|This is the third book in a five-book fantasy series. As
such, it tells only the middle of a long and complex story, and in that sense reviewing
the book on its own is pointless.
With that in mind, I took this as an opportunity to
read the first two books of the series (Oath of Fealty and Kings
of the North) along with this one. It was a very pleasurable experience, and
I can definitely recommend all three books.
Moon shows her extensive writing experience in her competent handling of multiple story
lines and her character building. She says she is writing this series (she has finished,
or nearly finished, the fourth book) to explore what happens to characters after their
lives are touched by Paksennarion, the paladin at the centre of her earlier fantasy work, The
Deed of Paksennarion.. Paladins, it seems, are created as agents of change,
and Moon follows this idea through by showing her characters as they change in response to
events set off by Paks actions.
The books refer to Paks, and the characters speak and think of her even though her

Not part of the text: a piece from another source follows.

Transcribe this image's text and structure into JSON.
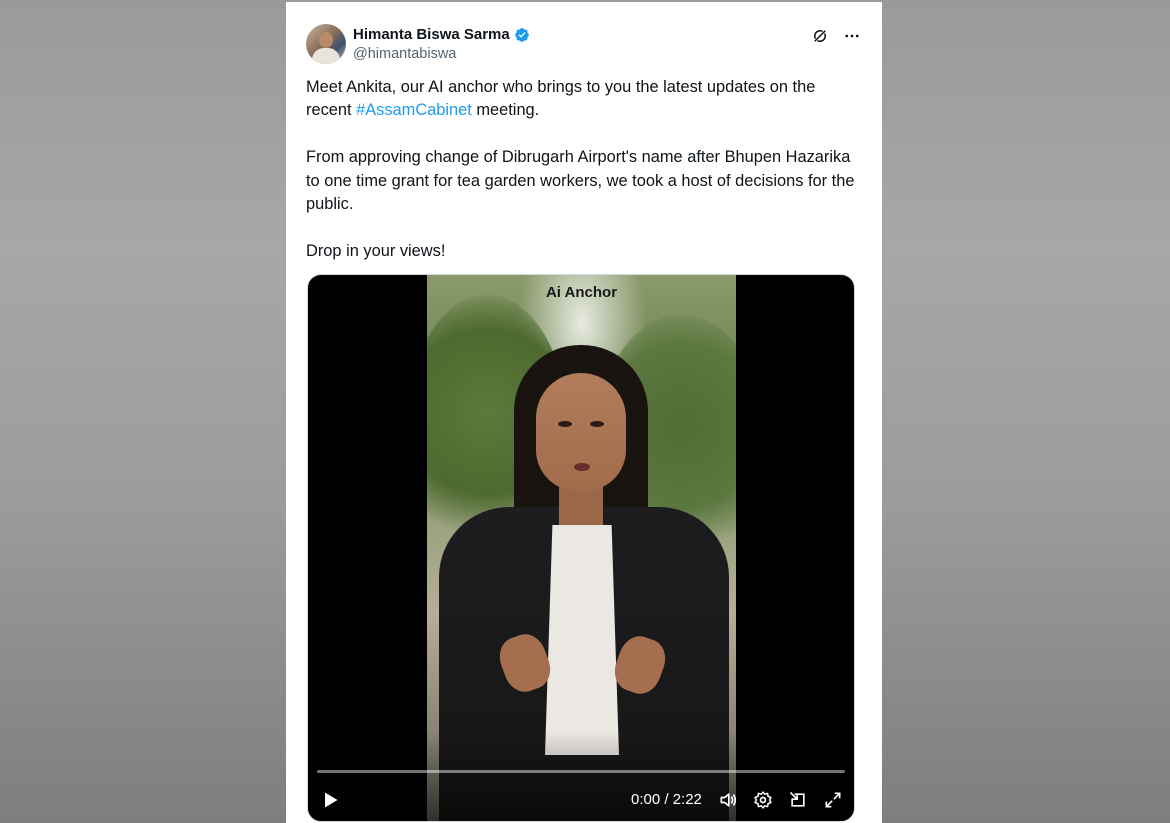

direct role in these books is small. I dont know that this is realistic, at least
not in terms of modern life. We all have people who have influenced us and changed our way
of thinking about ourselves, but how often do we talk about those people to others? How
often do we even realise their impact on our lives? Moon has created a situation where she
has to move such effects to the forefront, and this sometimes makes the series seem
forced. However, the stories dont bog down, the characters are believable, and the
language is brisk and vivid.